HEFFNER: And Gale and Brian, a final question to you, both and thinking about that momentum, I think Alexandra refers to it internationally and maybe that’s the leaders of US health agencies now. But I don’t think of the momentum moving in the right direction in the US right now, when it comes to denial and when it comes to what this next period looks like. We’re about out of time, but I wanted to give you each a minute, basically, just to make a closing point about the most prescriptive way to think about this period, because I know you both believe strongly that, you know, your peers and all those out there listening or watching can be part of the solution. So Gale, if I may start with you.
SINATRA: I think one of the challenges is that in the United States, it was somewhat worse than other countries because COVID got politicized. And that’s something that we probably should have avoided. So going forward, another important point is the director of the NIH said, you know, we did a great job developing the vaccine, but we didn’t think enough about how to get people to take it. So what I would say is depoliticize these pandemics, because COVID doesn’t care about your political orientation. And also give people the opportunity to hear the information that they need to hear and address the psychological issues of doubt, denial and resistance.
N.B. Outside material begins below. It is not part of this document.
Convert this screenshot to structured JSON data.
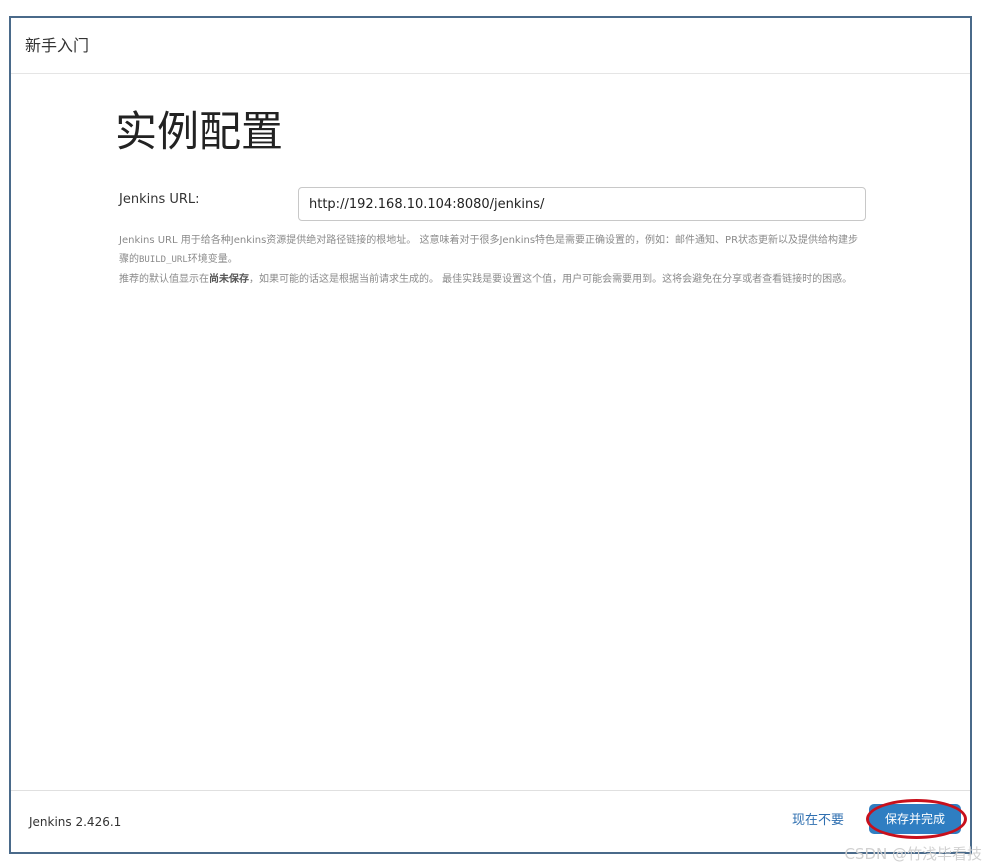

HEFFNER: And Brian, to you, that same question, how can we be most prescriptive in recovering in this aftermath as we expect some kind of blowback if you don’t want to call it aftermath yet?
JENKINS: Well, you know, again, looking at, looking at pandemics throughout history they required government to intervene in in our lives, in people’s lives, then that, that was beyond the tradition and invariably it provoked resistance. And and we certainly have seen that in COVID-19. What, what the current pandemic has done is to expose and exacerbate our existing political divisions. And while we can look at these various measures where we can mandate measures, mandate preparations, at the same time, I think we have to look at, realistically, at the limitations and the issue of resistance. It’s going to take a lot more persuasion going forward. And with regard to the US, again, we are a deeply divided society and COVID-19 deepened those divisions and created models for resistance that I fear are going to persist long beyond our current situation.
HEFFNER: Brian, thank you for your insight. Gale and Alexandra as well. Thank you so much for your insight. I encourage you to check out Alexandra’s work at O’Neill at Georgetown, Gale’s book denial, “Science Denial,” and Brian’s book on the aftermath of pandemics. Thank you all.
PHELAN: Thank you very much.
JENKINS: Thank you.
SINATRA: Thanks for having us.
HEFFNER: Please visit The Open Mind website at Thirteen.org/OpenMind to view this program online or to access over 1,500 other interviews. And do check us out on Twitter and Facebook @OpenMindTV for updates on future programming.